And to cap it all off, this fun day ahead, I will come home and finish packing for a trip which I still have yet to finalize the details regarding my return trip back home. Which really means: I have been very interested in Florida real estate lately.

My crazy schedule combined with my sudden interest in the housing market in Florida…coincidence? I think not. I am already looking into a green card. I hear they give them out on St. Paddy’s Day.

(and of course y’all know that I’m kidding. I love that word…y’all. I hope I get to use it in Florida…)

Joy of Being Transparent…

My students are all colouring pictures of teddy bears which they have all coincidentally named after themselves.  I am standing in front of them trying to re-cap a lesson we have just finished on healthy living.  A visit by two public health nurses, one teddy bear clinic and seven booklets of information later, we are at that point of the day where teacher and students are all waiting for the recess bell to ring.  So, out of curiosity, I quiz them on what the highlights of the morning were and try to figure out if they retained any of the valuable information imparted by these two most knowledgeable ladies.

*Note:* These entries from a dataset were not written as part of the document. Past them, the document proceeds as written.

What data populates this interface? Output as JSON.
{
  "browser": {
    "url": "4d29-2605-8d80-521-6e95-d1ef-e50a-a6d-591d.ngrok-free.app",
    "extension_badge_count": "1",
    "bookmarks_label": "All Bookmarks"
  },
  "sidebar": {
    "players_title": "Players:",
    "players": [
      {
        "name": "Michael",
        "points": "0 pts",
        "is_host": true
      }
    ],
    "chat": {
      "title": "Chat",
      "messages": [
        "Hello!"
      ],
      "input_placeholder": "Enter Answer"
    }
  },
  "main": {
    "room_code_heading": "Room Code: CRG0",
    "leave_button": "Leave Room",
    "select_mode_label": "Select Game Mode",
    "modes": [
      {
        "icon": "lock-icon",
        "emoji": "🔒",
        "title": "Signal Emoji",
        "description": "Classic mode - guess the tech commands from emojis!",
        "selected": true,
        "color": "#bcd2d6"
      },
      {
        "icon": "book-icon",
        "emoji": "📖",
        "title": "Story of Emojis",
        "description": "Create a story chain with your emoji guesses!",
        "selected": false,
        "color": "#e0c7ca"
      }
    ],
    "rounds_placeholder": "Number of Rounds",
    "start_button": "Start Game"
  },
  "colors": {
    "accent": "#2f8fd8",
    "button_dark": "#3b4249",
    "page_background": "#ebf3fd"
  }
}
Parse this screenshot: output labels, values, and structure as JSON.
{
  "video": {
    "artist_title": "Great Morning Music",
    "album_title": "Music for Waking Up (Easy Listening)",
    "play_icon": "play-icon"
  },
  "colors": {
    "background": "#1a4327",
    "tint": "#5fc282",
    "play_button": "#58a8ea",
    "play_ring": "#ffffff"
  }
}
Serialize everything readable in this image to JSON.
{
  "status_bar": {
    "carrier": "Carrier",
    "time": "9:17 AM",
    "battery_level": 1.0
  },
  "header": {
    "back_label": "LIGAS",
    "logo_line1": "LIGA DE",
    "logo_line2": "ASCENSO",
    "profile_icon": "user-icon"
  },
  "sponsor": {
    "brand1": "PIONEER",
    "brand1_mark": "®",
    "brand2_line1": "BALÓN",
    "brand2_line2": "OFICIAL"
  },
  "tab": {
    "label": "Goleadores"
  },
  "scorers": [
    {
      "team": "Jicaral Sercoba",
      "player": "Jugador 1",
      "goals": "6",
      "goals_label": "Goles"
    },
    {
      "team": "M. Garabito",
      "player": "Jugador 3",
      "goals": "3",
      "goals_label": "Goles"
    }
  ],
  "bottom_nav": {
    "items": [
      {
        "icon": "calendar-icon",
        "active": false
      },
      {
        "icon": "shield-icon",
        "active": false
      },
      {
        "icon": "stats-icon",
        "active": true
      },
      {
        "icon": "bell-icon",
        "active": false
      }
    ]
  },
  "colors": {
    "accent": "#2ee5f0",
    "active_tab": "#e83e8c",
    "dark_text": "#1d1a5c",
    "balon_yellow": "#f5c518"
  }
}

We talk about how food and exercise and sleep are important factors in healthy living, and then I get the bright idea of making a practical application to today’s review.  I stand up and say to the students:  “Look at Mrs. Gard’s head…is it bigger than yours?”  “Yes,” they all say, “Your head is bigger.”  So, I proceed to tell them that my head is bigger because I am older and have more things that I think about inside my head, and that I have fed my brain with healthy foods so as to grow it to this size.

One little guy takes a look at me and he says this: “You also have more lines across your forehead than we all do, so that means you are older.”

Ooomph…deflate my balloon.  Blasted wrinkles!

You gotta love the absolute, unabashedly honest answers that come out of a five-year old’s mouth.  If we could all only be so transparent!

I have been thinking about transparency.  I strive to lay it all on the line when I write, and in doing so, I take great risks: the risk that people may misinterpret my writing, the risk that some may judge me, the risk that some may label me as too happy or too sad, too sarcastic or too saccharine.  And on and on it goes.  And I realize that we are not to care what others think about us, but let’s be real.  Of course we do. We care because inside us all is a place that craves acceptance and understanding.  This desire is there to greater and lesser degrees.  And because it is there, we try to find a way to satisfy the desire, by connecting to people around us through private conversations, Facebook, activities, dialogues, writing, book clubs, organized events, e-mails and letters of all sorts and on and on it goes.  Through that connection, the hope is that understanding will light a flame of acceptance.  And that acceptance will lead to deeper connection, and that we will find ways in which to see each other through eyes that do not belong to us.

We will then view life through another human’s eyes.

And when this transformation of thinking occurs, we will be that much closer to understanding and acceptance.  And that much closer to tolerance and peace.  To joy.  And we will truly know what it is to love others and see them as God sees them.  Wonderfully and fearfully made.

Wrinkles and all.